Reproduce the entries verbatim; no pictures.

▬▬▬▬▬▬

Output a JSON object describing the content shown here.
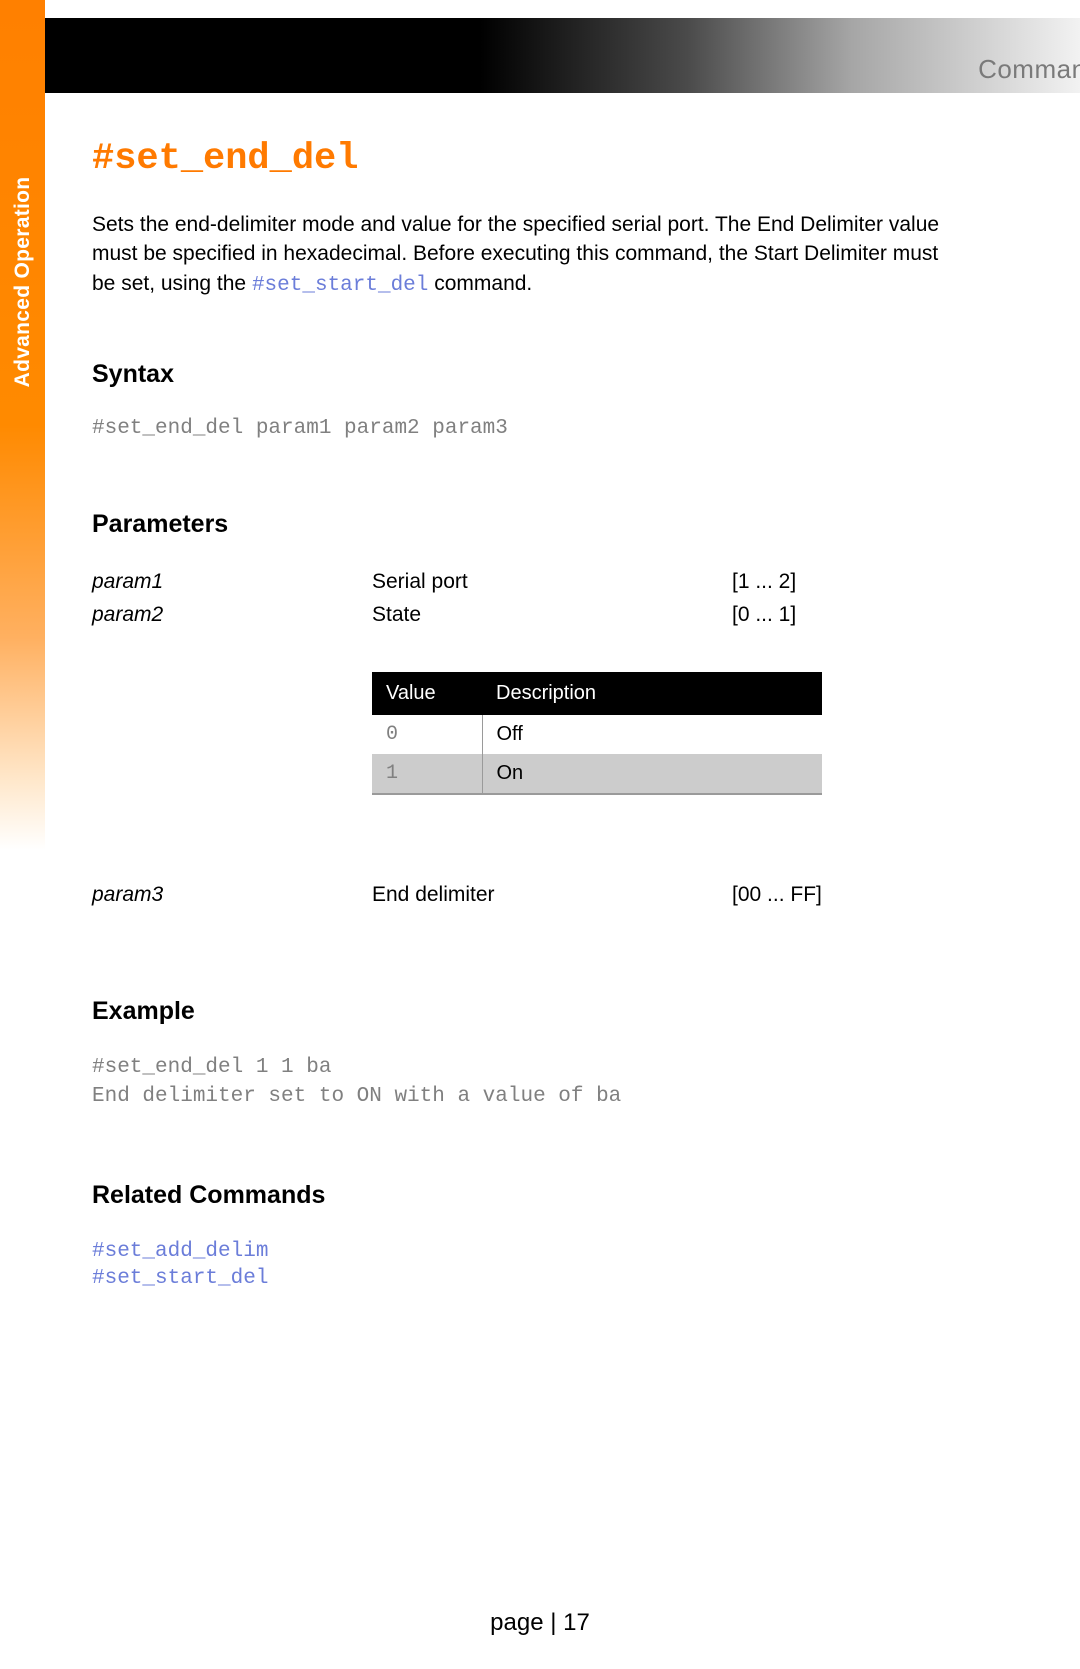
{
  "sidebar_label": "Advanced Operation",
  "header_section": "Commands",
  "command_title": "#set_end_del",
  "description_pre": "Sets the end-delimiter mode and value for the specified serial port. The End Delimiter value must be specified in hexadecimal. Before executing this command, the Start Delimiter must be set, using the ",
  "description_code": "#set_start_del",
  "description_post": " command.",
  "syntax_heading": "Syntax",
  "syntax_text": "#set_end_del param1 param2 param3",
  "parameters_heading": "Parameters",
  "params": [
    {
      "name": "param1",
      "desc": "Serial port",
      "range": "[1 ... 2]"
    },
    {
      "name": "param2",
      "desc": "State",
      "range": "[0 ... 1]"
    }
  ],
  "vd_header": {
    "value": "Value",
    "desc": "Description"
  },
  "vd_rows": [
    {
      "value": "0",
      "desc": "Off"
    },
    {
      "value": "1",
      "desc": "On"
    }
  ],
  "param3": {
    "name": "param3",
    "desc": "End delimiter",
    "range": "[00 ... FF]"
  },
  "example_heading": "Example",
  "example_text": "#set_end_del 1 1 ba\nEnd delimiter set to ON with a value of ba",
  "related_heading": "Related Commands",
  "related": [
    "#set_add_delim",
    "#set_start_del"
  ],
  "footer": "page | 17"
}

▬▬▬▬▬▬

**EXPECTED OUTPUT**.
Output a JSON object describing the content shown here.
{
  "sidebar_label": "Advanced Operation",
  "header_section": "Commands",
  "command_title": "#set_end_del",
  "description_pre": "Sets the end-delimiter mode and value for the specified serial port. The End Delimiter value must be specified in hexadecimal. Before executing this command, the Start Delimiter must be set, using the ",
  "description_code": "#set_start_del",
  "description_post": " command.",
  "syntax_heading": "Syntax",
  "syntax_text": "#set_end_del param1 param2 param3",
  "parameters_heading": "Parameters",
  "params": [
    {
      "name": "param1",
      "desc": "Serial port",
      "range": "[1 ... 2]"
    },
    {
      "name": "param2",
      "desc": "State",
      "range": "[0 ... 1]"
    }
  ],
  "vd_header": {
    "value": "Value",
    "desc": "Description"
  },
  "vd_rows": [
    {
      "value": "0",
      "desc": "Off"
    },
    {
      "value": "1",
      "desc": "On"
    }
  ],
  "param3": {
    "name": "param3",
    "desc": "End delimiter",
    "range": "[00 ... FF]"
  },
  "example_heading": "Example",
  "example_text": "#set_end_del 1 1 ba\nEnd delimiter set to ON with a value of ba",
  "related_heading": "Related Commands",
  "related": [
    "#set_add_delim",
    "#set_start_del"
  ],
  "footer": "page | 17"
}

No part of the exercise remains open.